Sure. Since COVID, we've seen a huge uptick in the usage of telehealth and that was true for Medicare beneficiaries as well. In fact, a study came out that one-in-four Medicare beneficiaries had a telehealth visit between Summer and Fall of 2020, which makes perfect sense. If someone has original Medicare, telehealth services are covered under Part B, which is medical insurance. The challenge there is, there is an annual deductible and a 20% co-insurance in Part B, and that's going to be the same for in-person and virtual visits.
Monica Bryant (21m 24s):
However, Medicare did carve-out some services, that when they receive them virtually, those co-payments get waived. There was actually an advantage, or a benefit, to receiving certain services via telehealth, which was really interesting. If someone has an Advantage Plan, then it's going to be more like what I was talking about with the individual, and employer insurance, where it really is going to be up to the individual plan to decide if it's going to cover telehealth.
Terry Wilcox (21m 49s):
What's the bottom line for folks out there?
Monica Bryant (21m 52s):
That you can't assume that you do, or don't, have coverage for telehealth, but you actually have to seek out that information from your insurance provider to figure-out how they will, or won't cover, the telehealth. I wish it was actually that simple, but I think that people need to be really specific in their questions. Not just to say, do you cover telehealth, because coverage might depend on the type of service. A better question might be, do you cover telehealth for urgent care needs, or mental health care services, or preventative services, or whatever it is that you think you might need.
Monica Bryant (22m 34s):
I think certainly to ask if that insurance company requires people to get a prior-authorization before accessing telehealth.
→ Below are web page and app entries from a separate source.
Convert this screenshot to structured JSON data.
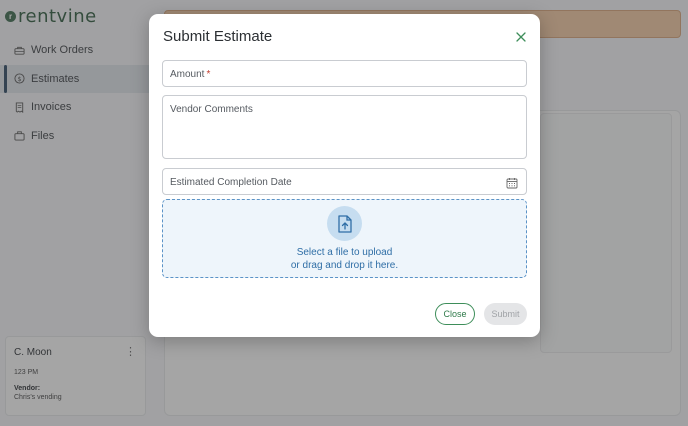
{
  "app": {
    "logo_text": "rentvine",
    "sidebar": {
      "items": [
        {
          "label": "Work Orders",
          "icon": "toolbox-icon",
          "active": false
        },
        {
          "label": "Estimates",
          "icon": "dollar-circle-icon",
          "active": true
        },
        {
          "label": "Invoices",
          "icon": "receipt-icon",
          "active": false
        },
        {
          "label": "Files",
          "icon": "briefcase-icon",
          "active": false
        }
      ]
    },
    "user_card": {
      "name": "C. Moon",
      "time": "123 PM",
      "vendor_label": "Vendor:",
      "vendor_name": "Chris's vending"
    }
  },
  "modal": {
    "title": "Submit Estimate",
    "fields": {
      "amount_label": "Amount",
      "amount_required_mark": "*",
      "comments_label": "Vendor Comments",
      "date_label": "Estimated Completion Date"
    },
    "upload": {
      "line1": "Select a file to upload",
      "line2": "or drag and drop it here."
    },
    "buttons": {
      "close": "Close",
      "submit": "Submit"
    }
  },
  "colors": {
    "brand_green": "#2e5a3e",
    "accent_blue": "#2f6ea6",
    "required_red": "#c0392b"
  }
}
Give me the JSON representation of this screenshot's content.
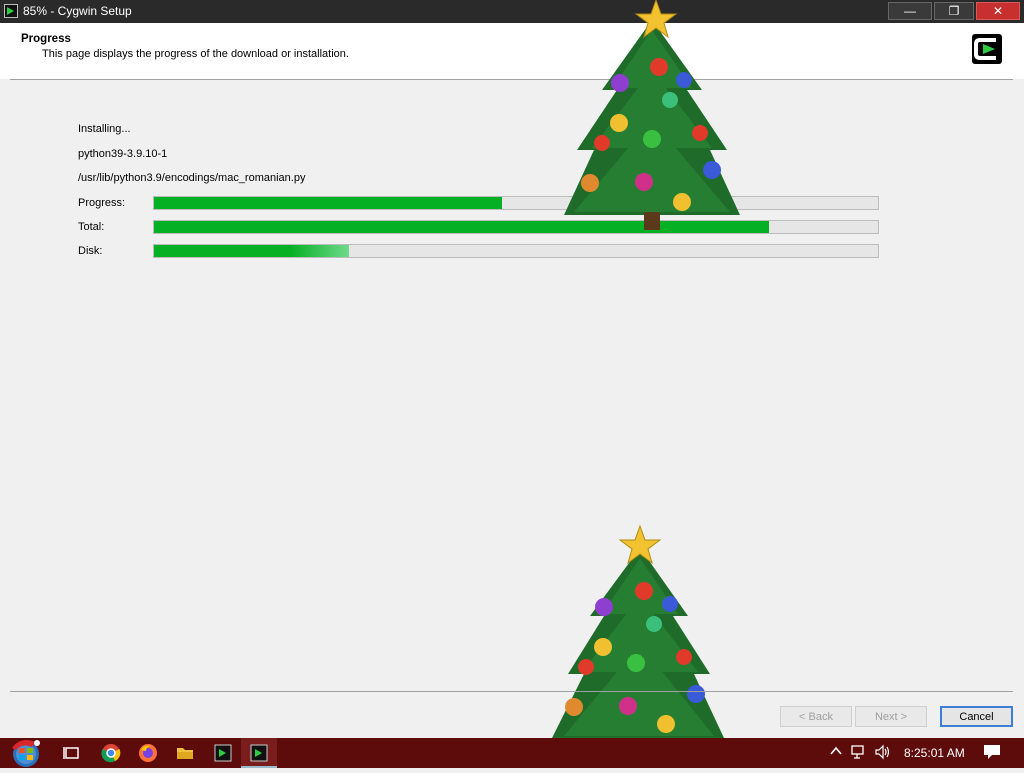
{
  "window": {
    "title": "85% - Cygwin Setup",
    "buttons": {
      "minimize": "—",
      "maximize": "❐",
      "close": "✕"
    }
  },
  "header": {
    "title": "Progress",
    "description": "This page displays the progress of the download or installation."
  },
  "main": {
    "status": "Installing...",
    "package": "python39-3.9.10-1",
    "file": "/usr/lib/python3.9/encodings/mac_romanian.py",
    "progress": {
      "label": "Progress:",
      "fraction": 0.48
    },
    "total": {
      "label": "Total:",
      "fraction": 0.85
    },
    "disk": {
      "label": "Disk:",
      "fraction": 0.27
    }
  },
  "footer": {
    "back_label": "< Back",
    "next_label": "Next >",
    "cancel_label": "Cancel"
  },
  "taskbar": {
    "clock": "8:25:01 AM",
    "icons": [
      "start-orb-icon",
      "task-view-icon",
      "chrome-icon",
      "firefox-icon",
      "file-explorer-icon",
      "cygwin-terminal-icon",
      "cygwin-setup-icon"
    ],
    "tray": [
      "show-hidden-icons-chevron",
      "network-icon",
      "volume-icon",
      "notifications-icon"
    ]
  },
  "colors": {
    "progress_fill": "#06b025",
    "titlebar": "#2a2a2a",
    "close_button": "#c7302e",
    "taskbar": "#5e0b0b",
    "cancel_focus_border": "#3c7fd6"
  }
}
Then there's all the questions around cost. Just because an insurance company covers telehealth, doesn't mean that it's going to be free for you to use it. You could still have deductibles to pay, co-payments to pay, and it still could get applied to your co-insurance or your out-of-pocket maximum. So understanding how the insurance company deals with the costs around telehealth, just like with in-person providers, you need to ask if the insurance company requires that you use a particular network for telehealth visits.
Monica Bryant (23m 15s):
We know that some insurance companies have said that they're only going to cover services provided through a specific app, or portal, or particular company that you might use for telehealth. I think it's really important to kind of drill-down and get the specifics, just like you would for an in-person service, to understand how the insurance company is going to cover, if at all, telehealth services.
Dr. Bob Goldberg (23m 48s):
On this podcast, we always like to give you a platform to share your healthcare stories, talk about a healthcare issue, or insurance problem that's impacted you. You can make your voice heard in our advocacy space here. You can become our next patient correspondent. All you have to do is send an email to Terry, and me, at firstname.lastname@example.org. That is email@example.com.
Terry Wilcox (24m 12s):
We're so glad you joined us for today's episode. Now please let us know what you think by leaving us a rating and a review. If you found a story interesting, pass the episode along to a friend. This helps us reach more members of the chronic disease community and allows us to keep reporting back to you on the latest health policy news and developments.
Dr. Bob Goldberg (24m 34s):
Make sure you're following the podcast on your favorite podcast app. You can also ask Alexa to play the Patient's Rising Podcast. I didn't know that, that's so cool!
Terry Wilcox (24m 44s):
You can! Join us here again next week for a special episode all about employer-based health insurance. Did you know it really is possible to have affordable insurance that covers what you need. We hear from employers who are doing just that. Until then, for Dr. Bob and everyone at Patients Rising, I'm Terry Wilcox - Stay healthy.